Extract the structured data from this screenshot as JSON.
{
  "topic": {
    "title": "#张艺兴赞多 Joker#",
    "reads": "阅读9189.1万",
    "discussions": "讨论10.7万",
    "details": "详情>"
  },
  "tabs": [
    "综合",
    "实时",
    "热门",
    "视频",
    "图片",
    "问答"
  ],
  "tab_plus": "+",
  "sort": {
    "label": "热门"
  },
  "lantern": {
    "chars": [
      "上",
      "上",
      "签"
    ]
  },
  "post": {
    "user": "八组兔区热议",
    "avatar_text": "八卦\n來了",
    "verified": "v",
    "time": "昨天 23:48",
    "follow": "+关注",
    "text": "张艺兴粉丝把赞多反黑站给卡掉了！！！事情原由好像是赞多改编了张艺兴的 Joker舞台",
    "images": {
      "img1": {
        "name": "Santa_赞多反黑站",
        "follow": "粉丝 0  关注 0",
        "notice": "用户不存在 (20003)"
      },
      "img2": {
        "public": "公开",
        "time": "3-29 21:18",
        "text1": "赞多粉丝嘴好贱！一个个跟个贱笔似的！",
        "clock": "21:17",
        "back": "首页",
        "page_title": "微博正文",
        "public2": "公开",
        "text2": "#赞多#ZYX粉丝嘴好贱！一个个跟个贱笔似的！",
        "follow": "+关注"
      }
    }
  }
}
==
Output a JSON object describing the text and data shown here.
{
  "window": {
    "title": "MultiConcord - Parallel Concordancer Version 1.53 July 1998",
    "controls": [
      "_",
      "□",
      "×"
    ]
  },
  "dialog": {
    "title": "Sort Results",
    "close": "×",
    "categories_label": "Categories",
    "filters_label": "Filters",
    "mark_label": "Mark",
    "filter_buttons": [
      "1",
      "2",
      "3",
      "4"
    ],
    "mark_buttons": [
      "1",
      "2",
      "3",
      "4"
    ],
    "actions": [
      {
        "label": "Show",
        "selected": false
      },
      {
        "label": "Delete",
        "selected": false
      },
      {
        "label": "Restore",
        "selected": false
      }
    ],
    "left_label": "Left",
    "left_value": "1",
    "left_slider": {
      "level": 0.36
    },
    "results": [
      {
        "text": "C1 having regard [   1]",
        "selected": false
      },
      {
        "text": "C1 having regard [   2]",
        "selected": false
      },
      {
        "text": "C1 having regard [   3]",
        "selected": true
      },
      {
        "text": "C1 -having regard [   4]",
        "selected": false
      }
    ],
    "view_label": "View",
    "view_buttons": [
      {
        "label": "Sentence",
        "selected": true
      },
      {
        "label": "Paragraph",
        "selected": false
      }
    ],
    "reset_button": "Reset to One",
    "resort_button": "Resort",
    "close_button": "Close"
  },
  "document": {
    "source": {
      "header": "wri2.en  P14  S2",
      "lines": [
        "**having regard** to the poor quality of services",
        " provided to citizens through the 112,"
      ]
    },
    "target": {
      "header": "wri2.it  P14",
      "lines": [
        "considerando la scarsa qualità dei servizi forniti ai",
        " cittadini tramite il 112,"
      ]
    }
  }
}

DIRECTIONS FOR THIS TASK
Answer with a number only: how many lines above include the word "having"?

EXERCISE ANSWER
5